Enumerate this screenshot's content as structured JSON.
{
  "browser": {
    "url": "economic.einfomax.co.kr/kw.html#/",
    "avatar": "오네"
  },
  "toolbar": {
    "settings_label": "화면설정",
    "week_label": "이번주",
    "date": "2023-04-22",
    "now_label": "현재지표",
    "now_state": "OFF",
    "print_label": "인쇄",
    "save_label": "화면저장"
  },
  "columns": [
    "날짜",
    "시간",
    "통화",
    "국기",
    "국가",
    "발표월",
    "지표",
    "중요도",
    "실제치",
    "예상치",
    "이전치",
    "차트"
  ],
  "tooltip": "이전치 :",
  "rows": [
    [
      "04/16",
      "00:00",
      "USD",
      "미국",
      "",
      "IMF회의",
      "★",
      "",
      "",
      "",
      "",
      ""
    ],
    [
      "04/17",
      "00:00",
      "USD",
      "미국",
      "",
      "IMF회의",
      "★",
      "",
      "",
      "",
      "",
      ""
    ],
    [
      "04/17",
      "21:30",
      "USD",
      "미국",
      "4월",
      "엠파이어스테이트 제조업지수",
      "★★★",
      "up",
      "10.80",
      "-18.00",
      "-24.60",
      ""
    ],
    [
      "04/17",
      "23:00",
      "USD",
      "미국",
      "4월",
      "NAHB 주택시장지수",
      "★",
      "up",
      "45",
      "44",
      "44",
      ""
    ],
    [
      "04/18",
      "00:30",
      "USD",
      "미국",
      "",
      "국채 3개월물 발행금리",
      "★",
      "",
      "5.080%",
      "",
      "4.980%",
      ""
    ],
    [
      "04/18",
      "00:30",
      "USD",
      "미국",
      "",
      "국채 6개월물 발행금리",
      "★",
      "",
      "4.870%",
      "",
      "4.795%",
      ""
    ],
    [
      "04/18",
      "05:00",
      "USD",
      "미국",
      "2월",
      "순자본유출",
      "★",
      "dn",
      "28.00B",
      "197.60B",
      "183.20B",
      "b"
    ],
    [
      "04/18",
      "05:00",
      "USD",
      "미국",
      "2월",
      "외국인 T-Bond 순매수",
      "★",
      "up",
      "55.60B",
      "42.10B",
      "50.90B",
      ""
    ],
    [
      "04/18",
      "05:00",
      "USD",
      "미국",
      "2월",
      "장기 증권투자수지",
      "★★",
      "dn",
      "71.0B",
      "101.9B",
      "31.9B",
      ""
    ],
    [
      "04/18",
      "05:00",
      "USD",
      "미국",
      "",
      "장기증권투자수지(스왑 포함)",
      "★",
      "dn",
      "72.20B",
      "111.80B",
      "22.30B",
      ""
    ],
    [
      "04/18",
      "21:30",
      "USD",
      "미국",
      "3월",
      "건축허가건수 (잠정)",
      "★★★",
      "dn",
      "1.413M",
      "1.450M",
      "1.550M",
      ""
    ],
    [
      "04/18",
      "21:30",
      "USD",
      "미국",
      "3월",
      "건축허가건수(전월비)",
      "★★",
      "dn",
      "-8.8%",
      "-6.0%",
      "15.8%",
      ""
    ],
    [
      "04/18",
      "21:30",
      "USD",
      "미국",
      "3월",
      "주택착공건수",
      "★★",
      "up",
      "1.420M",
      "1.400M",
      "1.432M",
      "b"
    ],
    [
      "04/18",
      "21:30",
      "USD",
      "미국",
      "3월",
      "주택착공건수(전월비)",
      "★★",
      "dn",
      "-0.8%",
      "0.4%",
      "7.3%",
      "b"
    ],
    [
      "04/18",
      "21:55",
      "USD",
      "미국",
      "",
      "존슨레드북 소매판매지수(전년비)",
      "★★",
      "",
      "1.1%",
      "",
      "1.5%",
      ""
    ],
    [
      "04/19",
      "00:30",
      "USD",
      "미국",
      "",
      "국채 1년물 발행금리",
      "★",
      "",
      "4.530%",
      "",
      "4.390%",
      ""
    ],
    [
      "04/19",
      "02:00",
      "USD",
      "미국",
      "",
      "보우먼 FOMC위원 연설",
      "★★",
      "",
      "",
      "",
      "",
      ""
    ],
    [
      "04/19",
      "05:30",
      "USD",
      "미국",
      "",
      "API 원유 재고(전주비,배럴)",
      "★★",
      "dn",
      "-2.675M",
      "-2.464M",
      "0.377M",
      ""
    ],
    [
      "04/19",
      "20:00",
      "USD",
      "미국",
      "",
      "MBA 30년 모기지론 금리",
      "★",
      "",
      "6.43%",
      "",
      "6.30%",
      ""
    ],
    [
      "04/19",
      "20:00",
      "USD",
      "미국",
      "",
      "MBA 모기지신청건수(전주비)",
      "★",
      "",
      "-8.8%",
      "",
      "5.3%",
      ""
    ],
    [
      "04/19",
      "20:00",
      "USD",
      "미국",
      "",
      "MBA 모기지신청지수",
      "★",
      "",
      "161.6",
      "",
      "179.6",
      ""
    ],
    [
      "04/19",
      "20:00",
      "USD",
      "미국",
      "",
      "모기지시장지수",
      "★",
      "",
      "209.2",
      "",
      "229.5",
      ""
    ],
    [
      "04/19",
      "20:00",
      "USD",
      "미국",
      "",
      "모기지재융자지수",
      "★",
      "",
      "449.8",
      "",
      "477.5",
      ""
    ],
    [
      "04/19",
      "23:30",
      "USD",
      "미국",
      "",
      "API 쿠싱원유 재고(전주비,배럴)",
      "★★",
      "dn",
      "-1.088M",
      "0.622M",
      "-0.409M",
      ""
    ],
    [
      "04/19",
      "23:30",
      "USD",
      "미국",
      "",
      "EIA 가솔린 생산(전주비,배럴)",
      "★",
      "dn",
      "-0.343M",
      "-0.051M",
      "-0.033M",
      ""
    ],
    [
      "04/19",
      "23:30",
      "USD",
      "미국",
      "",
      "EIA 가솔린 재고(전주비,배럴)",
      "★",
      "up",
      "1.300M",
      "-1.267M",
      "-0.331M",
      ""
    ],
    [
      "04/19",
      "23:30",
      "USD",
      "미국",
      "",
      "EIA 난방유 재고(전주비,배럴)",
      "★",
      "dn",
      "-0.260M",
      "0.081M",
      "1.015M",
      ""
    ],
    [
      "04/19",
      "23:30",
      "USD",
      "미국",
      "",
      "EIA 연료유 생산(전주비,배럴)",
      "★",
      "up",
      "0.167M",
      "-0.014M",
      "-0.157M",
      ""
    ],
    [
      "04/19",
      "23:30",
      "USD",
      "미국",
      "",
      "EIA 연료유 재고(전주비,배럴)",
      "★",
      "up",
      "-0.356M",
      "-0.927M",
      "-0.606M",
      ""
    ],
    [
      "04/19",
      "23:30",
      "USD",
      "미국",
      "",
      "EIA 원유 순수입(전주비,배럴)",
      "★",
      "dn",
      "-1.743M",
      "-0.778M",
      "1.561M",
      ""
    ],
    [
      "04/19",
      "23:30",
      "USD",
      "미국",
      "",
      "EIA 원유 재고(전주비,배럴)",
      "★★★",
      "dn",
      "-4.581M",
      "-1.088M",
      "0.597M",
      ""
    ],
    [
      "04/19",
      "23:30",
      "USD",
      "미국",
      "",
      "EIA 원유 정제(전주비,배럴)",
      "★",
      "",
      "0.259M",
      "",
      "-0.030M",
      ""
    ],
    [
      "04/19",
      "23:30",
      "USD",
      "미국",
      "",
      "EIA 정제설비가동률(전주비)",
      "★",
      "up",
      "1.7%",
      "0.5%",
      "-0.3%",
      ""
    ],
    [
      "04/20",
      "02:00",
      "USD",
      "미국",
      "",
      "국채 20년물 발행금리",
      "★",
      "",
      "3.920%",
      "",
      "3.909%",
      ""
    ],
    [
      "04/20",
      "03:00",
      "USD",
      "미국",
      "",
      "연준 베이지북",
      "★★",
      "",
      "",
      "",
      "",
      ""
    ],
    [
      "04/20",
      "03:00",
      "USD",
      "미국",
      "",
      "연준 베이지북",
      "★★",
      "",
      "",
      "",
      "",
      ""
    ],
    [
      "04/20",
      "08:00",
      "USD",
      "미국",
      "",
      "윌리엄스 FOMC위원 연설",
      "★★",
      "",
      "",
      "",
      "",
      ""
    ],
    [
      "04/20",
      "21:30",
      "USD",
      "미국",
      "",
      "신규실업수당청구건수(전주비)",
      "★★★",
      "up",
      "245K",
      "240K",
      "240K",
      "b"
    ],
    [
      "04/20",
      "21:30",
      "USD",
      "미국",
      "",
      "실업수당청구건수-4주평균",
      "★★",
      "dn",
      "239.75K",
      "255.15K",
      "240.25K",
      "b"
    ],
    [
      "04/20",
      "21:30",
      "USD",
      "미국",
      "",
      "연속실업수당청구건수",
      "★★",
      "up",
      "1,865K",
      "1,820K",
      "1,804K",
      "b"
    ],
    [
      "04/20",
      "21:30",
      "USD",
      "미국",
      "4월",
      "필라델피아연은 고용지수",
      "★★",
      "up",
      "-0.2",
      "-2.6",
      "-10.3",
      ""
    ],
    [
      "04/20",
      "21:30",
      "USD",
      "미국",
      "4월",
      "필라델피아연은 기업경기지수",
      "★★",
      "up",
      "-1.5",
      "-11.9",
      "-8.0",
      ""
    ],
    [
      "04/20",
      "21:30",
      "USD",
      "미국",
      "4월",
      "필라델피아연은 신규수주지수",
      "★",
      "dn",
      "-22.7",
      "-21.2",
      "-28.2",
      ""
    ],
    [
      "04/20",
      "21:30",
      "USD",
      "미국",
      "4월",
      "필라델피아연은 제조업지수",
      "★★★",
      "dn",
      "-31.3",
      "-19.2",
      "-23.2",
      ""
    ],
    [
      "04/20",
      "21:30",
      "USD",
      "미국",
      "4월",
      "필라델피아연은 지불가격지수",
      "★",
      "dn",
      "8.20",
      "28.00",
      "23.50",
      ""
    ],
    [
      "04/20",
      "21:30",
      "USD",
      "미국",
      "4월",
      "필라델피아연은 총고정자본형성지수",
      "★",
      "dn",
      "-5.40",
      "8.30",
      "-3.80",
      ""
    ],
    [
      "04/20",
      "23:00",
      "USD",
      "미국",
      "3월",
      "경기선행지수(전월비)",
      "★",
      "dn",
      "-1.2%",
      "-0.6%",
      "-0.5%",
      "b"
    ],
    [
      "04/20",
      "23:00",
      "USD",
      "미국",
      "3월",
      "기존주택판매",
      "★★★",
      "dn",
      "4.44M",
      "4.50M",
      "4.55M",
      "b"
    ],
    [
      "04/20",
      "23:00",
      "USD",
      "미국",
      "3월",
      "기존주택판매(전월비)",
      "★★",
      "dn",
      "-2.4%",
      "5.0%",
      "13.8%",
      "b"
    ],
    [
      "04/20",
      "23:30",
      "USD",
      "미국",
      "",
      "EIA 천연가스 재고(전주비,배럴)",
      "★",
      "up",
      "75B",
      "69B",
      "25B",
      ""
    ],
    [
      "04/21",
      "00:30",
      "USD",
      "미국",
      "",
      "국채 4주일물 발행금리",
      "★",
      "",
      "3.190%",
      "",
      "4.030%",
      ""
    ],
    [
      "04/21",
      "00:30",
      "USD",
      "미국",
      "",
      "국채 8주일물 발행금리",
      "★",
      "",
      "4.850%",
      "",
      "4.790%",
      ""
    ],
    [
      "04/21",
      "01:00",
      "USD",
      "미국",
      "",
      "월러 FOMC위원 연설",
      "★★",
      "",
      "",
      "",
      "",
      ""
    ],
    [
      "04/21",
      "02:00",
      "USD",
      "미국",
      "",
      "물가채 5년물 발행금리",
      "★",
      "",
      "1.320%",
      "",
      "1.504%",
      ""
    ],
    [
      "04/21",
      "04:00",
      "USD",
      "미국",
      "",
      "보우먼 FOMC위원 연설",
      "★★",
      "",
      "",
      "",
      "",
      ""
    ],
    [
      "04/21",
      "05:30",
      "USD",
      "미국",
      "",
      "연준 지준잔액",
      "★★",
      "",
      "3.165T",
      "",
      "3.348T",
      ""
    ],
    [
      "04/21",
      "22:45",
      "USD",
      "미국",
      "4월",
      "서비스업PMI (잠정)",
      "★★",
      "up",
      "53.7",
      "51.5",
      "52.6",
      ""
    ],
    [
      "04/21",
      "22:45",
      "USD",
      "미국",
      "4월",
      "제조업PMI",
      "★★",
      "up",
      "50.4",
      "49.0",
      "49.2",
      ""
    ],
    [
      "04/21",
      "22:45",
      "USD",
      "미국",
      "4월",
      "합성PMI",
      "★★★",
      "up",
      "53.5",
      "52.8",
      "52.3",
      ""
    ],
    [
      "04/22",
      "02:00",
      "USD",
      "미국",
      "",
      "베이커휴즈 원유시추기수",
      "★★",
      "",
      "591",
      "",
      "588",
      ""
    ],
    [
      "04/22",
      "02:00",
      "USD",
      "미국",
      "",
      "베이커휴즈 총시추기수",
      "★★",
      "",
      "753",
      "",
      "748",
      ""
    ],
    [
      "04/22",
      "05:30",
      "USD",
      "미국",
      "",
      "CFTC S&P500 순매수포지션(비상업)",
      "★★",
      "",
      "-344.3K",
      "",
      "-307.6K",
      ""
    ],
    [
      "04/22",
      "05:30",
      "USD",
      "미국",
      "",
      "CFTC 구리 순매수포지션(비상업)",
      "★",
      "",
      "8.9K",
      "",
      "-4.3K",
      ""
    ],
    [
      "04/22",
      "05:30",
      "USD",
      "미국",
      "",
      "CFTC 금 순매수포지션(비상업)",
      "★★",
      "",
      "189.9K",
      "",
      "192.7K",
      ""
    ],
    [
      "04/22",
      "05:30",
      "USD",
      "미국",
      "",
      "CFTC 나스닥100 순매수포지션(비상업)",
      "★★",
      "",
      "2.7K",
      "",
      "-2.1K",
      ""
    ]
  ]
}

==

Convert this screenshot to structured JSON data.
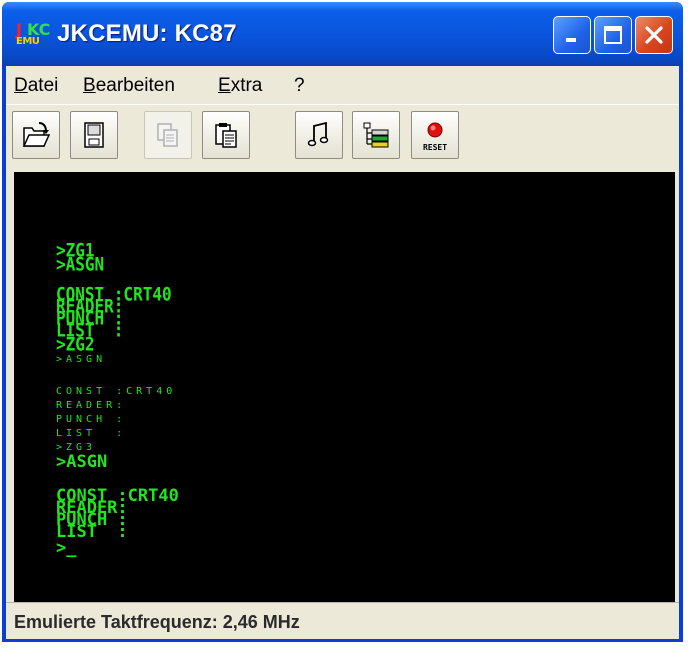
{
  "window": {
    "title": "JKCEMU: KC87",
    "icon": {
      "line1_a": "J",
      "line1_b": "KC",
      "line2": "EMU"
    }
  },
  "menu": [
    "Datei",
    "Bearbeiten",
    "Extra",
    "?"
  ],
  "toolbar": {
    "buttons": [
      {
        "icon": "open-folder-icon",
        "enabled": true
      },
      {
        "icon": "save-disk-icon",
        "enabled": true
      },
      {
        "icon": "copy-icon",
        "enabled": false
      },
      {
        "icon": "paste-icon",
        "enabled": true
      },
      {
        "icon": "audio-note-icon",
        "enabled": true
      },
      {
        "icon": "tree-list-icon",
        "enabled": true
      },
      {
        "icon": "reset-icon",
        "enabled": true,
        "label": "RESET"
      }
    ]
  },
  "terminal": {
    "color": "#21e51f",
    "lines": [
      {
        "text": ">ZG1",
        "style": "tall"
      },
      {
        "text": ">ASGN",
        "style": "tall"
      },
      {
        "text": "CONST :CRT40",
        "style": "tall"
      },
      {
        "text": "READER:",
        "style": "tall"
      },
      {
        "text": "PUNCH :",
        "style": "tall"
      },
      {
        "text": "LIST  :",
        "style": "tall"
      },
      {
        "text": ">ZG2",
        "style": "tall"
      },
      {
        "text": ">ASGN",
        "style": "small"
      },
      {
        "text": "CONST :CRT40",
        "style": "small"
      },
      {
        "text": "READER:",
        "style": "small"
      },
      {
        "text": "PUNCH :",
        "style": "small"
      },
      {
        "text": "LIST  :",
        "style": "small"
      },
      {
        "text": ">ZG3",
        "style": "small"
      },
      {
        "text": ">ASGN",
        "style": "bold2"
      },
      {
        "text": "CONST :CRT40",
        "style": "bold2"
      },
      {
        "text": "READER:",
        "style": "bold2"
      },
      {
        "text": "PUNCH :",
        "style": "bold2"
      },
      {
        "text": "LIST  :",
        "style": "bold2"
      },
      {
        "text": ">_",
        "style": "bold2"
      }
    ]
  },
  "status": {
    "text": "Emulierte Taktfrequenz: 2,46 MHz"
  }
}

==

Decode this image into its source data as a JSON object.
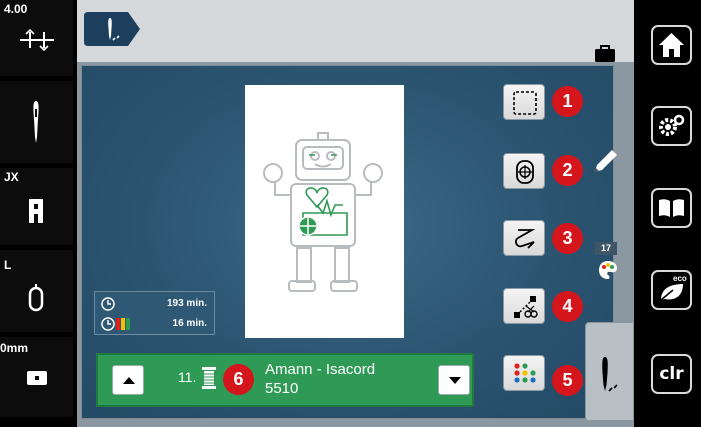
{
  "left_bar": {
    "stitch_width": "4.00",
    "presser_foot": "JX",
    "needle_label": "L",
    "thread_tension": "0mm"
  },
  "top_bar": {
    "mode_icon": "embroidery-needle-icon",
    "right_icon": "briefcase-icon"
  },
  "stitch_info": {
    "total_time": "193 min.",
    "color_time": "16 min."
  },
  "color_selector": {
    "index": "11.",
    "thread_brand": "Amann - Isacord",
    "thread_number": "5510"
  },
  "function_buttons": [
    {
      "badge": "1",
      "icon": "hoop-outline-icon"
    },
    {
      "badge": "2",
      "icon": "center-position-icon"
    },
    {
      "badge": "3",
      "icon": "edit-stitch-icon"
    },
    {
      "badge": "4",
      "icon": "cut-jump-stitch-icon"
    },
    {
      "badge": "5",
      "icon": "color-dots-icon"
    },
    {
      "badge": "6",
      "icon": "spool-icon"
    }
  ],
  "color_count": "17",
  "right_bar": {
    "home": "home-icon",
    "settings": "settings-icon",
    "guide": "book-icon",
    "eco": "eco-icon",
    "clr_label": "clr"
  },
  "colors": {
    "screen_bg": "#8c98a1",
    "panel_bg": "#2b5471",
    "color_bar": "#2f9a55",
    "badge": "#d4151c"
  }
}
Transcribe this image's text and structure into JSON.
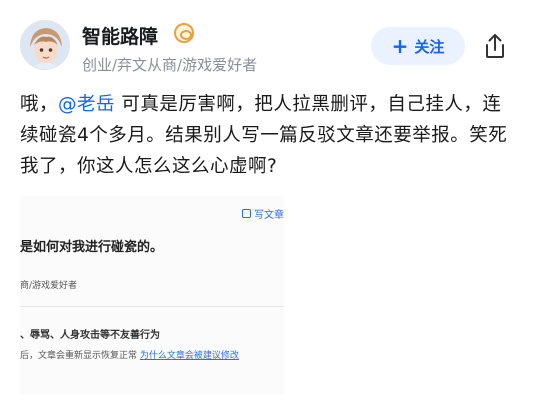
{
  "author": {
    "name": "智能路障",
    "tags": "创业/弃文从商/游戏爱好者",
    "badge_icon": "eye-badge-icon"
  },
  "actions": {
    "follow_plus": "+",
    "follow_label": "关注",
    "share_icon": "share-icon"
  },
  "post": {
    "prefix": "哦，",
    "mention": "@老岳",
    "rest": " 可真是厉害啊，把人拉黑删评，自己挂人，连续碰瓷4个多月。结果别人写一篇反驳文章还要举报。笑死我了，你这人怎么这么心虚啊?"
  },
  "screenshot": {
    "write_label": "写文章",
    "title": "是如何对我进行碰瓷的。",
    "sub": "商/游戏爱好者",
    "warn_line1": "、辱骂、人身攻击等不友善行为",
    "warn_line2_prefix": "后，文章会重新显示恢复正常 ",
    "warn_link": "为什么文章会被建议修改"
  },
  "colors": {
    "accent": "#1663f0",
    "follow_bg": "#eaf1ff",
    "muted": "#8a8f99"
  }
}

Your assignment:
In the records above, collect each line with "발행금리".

Answer:
      "국채 3개월물 발행금리",
      "국채 6개월물 발행금리",
      "국채 1년물 발행금리",
      "국채 20년물 발행금리",
      "국채 4주일물 발행금리",
      "국채 8주일물 발행금리",
      "물가채 5년물 발행금리",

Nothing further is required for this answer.